*TASK PROMPT*
All records below are to be repeated precisely, with nothing added.

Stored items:

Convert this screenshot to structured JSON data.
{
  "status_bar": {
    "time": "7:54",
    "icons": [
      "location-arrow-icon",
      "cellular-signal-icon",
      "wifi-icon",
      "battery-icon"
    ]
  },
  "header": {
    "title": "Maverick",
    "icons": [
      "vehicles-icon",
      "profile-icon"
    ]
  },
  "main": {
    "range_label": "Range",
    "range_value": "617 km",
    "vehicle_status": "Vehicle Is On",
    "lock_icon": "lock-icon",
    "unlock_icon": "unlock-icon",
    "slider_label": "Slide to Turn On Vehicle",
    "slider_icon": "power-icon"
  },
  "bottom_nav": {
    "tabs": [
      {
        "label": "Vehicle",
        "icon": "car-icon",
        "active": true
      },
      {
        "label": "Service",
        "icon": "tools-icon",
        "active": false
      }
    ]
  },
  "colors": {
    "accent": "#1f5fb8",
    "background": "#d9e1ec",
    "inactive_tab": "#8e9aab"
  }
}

*EXERCISE SOLUTION*
Convert this screenshot to structured JSON data.
{
  "status_bar": {
    "time": "7:54",
    "icons": [
      "location-arrow-icon",
      "cellular-signal-icon",
      "wifi-icon",
      "battery-icon"
    ]
  },
  "header": {
    "title": "Maverick",
    "icons": [
      "vehicles-icon",
      "profile-icon"
    ]
  },
  "main": {
    "range_label": "Range",
    "range_value": "617 km",
    "vehicle_status": "Vehicle Is On",
    "lock_icon": "lock-icon",
    "unlock_icon": "unlock-icon",
    "slider_label": "Slide to Turn On Vehicle",
    "slider_icon": "power-icon"
  },
  "bottom_nav": {
    "tabs": [
      {
        "label": "Vehicle",
        "icon": "car-icon",
        "active": true
      },
      {
        "label": "Service",
        "icon": "tools-icon",
        "active": false
      }
    ]
  },
  "colors": {
    "accent": "#1f5fb8",
    "background": "#d9e1ec",
    "inactive_tab": "#8e9aab"
  }
}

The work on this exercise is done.